▼

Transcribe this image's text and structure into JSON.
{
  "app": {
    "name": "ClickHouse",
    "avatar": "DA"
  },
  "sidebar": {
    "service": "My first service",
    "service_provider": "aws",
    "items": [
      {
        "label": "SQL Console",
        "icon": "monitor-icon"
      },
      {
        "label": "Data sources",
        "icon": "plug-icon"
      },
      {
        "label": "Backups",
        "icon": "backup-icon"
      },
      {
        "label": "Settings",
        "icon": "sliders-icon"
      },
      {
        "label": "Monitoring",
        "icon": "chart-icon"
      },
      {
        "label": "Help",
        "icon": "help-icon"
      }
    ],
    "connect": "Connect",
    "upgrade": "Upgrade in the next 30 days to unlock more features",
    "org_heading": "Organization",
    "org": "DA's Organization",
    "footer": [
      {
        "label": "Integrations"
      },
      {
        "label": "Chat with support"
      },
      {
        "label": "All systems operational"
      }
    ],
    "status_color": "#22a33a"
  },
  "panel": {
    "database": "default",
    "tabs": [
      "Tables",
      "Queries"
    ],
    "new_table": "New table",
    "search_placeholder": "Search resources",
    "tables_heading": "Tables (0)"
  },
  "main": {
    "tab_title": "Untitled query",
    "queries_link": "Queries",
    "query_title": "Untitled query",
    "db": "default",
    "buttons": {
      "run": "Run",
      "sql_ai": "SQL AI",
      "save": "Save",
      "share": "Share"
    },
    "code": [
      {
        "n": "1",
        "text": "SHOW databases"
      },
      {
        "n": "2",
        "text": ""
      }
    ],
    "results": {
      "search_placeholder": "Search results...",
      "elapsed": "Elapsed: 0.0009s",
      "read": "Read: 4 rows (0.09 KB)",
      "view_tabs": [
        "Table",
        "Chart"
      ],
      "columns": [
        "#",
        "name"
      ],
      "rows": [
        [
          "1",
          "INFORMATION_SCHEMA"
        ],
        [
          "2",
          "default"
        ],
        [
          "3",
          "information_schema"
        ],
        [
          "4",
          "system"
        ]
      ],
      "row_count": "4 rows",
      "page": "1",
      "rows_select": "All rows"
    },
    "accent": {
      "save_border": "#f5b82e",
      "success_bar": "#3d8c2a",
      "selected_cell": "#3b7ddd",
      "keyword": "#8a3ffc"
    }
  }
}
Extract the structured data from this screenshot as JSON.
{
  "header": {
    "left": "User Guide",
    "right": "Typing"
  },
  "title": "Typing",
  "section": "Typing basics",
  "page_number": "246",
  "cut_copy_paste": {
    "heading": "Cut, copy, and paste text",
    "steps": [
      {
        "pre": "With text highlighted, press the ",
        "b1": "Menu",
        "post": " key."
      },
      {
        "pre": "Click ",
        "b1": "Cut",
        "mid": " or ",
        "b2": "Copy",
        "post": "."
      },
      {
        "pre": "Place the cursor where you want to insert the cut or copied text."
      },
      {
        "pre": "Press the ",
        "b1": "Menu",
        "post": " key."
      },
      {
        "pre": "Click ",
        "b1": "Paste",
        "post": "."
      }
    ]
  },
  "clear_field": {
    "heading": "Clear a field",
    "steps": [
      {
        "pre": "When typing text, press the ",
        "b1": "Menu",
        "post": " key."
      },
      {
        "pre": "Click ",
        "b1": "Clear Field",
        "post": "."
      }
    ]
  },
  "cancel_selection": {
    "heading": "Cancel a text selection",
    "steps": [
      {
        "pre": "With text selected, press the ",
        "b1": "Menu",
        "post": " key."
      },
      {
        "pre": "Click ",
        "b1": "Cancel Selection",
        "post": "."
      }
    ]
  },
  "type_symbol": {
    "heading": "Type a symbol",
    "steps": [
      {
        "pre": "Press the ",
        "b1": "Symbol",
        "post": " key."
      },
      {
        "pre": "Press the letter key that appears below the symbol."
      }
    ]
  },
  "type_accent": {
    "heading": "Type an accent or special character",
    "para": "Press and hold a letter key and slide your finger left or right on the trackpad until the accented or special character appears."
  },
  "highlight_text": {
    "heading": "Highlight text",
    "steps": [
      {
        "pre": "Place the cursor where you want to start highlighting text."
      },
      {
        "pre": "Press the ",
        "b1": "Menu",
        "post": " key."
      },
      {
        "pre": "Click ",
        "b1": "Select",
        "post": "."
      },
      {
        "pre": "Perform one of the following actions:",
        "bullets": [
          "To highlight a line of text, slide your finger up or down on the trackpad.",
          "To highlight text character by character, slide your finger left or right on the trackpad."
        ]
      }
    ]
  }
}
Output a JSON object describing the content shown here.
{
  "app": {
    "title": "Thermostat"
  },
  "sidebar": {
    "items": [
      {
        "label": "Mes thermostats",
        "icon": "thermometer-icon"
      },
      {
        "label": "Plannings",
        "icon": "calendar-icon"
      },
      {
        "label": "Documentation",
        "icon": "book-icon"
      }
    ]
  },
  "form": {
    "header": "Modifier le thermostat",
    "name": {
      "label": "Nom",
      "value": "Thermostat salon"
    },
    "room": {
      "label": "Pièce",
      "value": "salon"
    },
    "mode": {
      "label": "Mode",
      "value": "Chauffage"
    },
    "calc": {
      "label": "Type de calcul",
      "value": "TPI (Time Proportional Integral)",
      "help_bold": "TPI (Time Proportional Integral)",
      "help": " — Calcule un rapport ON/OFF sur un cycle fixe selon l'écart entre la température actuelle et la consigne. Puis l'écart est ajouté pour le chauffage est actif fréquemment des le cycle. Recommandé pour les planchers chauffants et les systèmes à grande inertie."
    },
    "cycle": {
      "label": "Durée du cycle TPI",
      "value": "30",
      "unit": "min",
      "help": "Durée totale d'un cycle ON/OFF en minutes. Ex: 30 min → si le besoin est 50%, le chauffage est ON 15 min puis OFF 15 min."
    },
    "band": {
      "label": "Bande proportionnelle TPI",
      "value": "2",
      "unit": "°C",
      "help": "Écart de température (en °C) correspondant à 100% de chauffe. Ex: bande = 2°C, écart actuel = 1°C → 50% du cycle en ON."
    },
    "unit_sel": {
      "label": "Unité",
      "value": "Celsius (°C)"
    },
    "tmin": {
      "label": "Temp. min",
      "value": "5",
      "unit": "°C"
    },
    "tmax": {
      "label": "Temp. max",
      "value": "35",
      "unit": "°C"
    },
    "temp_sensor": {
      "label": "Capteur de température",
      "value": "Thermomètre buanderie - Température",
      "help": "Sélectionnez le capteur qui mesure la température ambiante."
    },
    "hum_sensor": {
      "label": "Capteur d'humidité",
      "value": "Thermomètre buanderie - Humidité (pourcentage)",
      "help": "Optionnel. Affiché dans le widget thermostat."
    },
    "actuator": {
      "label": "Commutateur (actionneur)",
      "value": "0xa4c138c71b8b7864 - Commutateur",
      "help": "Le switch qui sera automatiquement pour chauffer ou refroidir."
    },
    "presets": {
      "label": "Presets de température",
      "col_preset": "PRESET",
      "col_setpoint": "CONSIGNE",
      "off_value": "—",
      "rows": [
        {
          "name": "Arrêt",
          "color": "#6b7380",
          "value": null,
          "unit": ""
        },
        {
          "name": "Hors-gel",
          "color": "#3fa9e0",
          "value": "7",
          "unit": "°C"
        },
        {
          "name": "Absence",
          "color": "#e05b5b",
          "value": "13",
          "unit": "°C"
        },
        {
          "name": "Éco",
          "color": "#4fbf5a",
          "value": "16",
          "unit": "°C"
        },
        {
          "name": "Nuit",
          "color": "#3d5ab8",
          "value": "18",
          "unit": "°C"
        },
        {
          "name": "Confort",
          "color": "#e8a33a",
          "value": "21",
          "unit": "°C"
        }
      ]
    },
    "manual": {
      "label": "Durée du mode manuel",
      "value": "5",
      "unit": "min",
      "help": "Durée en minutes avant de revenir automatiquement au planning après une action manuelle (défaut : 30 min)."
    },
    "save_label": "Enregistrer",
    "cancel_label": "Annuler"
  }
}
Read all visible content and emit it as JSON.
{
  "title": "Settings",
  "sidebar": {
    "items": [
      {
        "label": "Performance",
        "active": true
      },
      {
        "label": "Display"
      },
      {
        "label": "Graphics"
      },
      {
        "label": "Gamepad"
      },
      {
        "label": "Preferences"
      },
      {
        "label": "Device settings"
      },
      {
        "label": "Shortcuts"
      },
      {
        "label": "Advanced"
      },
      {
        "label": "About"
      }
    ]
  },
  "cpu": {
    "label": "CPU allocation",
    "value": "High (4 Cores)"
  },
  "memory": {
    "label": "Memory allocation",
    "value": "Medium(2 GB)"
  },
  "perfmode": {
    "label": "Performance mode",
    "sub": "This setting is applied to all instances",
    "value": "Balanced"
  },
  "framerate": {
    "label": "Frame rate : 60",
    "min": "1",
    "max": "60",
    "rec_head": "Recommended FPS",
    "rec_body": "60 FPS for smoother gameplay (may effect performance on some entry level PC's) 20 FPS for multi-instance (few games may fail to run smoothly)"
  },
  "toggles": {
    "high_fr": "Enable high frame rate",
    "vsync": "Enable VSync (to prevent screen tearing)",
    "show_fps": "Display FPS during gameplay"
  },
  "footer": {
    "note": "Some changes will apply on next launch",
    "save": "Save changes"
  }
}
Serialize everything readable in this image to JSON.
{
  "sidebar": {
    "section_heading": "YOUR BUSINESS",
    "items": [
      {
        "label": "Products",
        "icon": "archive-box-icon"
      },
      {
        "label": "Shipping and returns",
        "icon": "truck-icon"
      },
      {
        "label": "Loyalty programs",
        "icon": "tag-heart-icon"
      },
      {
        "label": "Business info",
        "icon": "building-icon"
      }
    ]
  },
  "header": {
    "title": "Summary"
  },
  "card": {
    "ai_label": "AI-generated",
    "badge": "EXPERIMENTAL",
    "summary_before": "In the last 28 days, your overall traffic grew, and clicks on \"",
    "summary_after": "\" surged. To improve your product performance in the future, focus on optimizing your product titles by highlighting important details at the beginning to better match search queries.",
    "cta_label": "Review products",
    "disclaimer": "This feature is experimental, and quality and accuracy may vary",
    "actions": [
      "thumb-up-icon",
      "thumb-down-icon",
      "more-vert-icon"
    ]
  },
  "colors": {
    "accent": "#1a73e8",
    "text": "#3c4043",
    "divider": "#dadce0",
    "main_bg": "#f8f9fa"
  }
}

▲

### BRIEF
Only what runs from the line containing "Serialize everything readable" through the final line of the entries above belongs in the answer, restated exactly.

### SOLVED PROBLEM
Serialize everything readable in this image to JSON.
{
  "sidebar": {
    "section_heading": "YOUR BUSINESS",
    "items": [
      {
        "label": "Products",
        "icon": "archive-box-icon"
      },
      {
        "label": "Shipping and returns",
        "icon": "truck-icon"
      },
      {
        "label": "Loyalty programs",
        "icon": "tag-heart-icon"
      },
      {
        "label": "Business info",
        "icon": "building-icon"
      }
    ]
  },
  "header": {
    "title": "Summary"
  },
  "card": {
    "ai_label": "AI-generated",
    "badge": "EXPERIMENTAL",
    "summary_before": "In the last 28 days, your overall traffic grew, and clicks on \"",
    "summary_after": "\" surged. To improve your product performance in the future, focus on optimizing your product titles by highlighting important details at the beginning to better match search queries.",
    "cta_label": "Review products",
    "disclaimer": "This feature is experimental, and quality and accuracy may vary",
    "actions": [
      "thumb-up-icon",
      "thumb-down-icon",
      "more-vert-icon"
    ]
  },
  "colors": {
    "accent": "#1a73e8",
    "text": "#3c4043",
    "divider": "#dadce0",
    "main_bg": "#f8f9fa"
  }
}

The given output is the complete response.